Part of the reason is numbers. Then-Defense Secretary Robert Gates predicted that the U.S. military would have far more stealth planes than China through at least 2025. Currently, the U.S. has 183 F-22 Raptors, and the Lockheed Martin assembly lines are busy turning out America’s other 5th-generation jet, the F-35 Joint Strike Fighter. By the end of the year, the U.S. and its allies will be flying more than 200 F-35s; by decade’s end, that total is slated to pass 600.

By comparison, China is believed to have a dozen J-20s: four production jets and eight prototypes used for testing. Only two developmental J-31 jets — China’s other stealthy jet, similar to the F-35 — are believed to exist.

Still, the Pentagon urged caution about these planes in its annual report to Congress on China’s military.

“These fifth-generation aircraft, which could enter service as early as 2018, will significantly improve China’s existing fleet of fourth-generation aircraft (Russian-built Su-27/Su-30 and J-11A, and indigenous J-10 and J-11B fighters) to support regional air superiority and strike operations,” said the report, released in April.

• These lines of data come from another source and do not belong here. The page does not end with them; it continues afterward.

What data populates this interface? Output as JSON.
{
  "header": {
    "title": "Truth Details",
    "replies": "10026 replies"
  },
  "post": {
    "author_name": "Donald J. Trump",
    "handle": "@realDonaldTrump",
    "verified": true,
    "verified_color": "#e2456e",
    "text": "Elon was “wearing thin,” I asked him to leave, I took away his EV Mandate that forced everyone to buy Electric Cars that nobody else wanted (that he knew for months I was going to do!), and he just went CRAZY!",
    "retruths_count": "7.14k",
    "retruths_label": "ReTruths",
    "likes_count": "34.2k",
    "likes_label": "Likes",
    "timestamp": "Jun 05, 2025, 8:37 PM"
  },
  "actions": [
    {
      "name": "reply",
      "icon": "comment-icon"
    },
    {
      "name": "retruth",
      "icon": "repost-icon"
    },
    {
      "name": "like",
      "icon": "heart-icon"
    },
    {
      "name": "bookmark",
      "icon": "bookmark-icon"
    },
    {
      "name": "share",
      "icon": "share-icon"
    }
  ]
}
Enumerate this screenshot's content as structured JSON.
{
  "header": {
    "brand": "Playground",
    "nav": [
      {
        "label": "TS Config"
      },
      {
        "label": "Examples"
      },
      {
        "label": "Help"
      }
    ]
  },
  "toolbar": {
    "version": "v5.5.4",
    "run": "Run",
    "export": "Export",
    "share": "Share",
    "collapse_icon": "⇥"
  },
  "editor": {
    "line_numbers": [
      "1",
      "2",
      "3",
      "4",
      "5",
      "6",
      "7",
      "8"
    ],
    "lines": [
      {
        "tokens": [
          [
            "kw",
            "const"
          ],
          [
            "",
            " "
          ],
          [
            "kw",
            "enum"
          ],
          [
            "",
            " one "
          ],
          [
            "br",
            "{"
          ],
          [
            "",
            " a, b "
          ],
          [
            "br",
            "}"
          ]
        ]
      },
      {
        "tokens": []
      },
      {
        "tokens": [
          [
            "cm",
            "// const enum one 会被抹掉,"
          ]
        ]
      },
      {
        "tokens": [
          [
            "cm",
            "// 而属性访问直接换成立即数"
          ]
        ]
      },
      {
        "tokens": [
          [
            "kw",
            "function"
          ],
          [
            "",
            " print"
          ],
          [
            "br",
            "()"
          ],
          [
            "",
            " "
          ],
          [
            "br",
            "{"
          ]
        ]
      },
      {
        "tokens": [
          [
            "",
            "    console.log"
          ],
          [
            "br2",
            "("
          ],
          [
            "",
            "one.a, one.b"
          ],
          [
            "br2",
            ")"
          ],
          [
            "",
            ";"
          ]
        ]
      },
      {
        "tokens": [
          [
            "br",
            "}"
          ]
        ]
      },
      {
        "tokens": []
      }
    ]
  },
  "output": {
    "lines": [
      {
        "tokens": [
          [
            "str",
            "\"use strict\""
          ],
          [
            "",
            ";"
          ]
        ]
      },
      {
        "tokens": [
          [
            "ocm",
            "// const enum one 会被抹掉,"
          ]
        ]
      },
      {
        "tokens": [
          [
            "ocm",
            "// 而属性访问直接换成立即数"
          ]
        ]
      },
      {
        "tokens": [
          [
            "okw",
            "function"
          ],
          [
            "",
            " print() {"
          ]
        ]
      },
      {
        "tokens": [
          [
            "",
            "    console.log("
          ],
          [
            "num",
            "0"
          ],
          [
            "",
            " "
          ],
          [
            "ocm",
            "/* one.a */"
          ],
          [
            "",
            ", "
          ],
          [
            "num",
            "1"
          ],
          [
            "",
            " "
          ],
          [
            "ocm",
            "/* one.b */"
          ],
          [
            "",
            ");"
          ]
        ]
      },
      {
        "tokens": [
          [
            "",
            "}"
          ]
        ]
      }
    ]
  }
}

China’s military rolled out the J-20 in dramatic fashion in 2011, staging a first public test flight three days after then-Defense Secretary Robert Gates told reporters that the Chinese “may be somewhat further ahead in the development of that aircraft than our intelligence had earlier predicted.” Photos of the flight emerged after Gates touched down in Beijing for an official visit. Even China’s civilian leaders were caught off-guard, U.S. defense officials said at the time.

This was about two years after Gates halted F-22 production at 187 jets, a fraction of the 750 aircraft envisioned by Cold War planners. Air Force brass were furious, but Gates reasoned that funds would be better spent on the F-35, its bomb racks, and its own advanced sensors.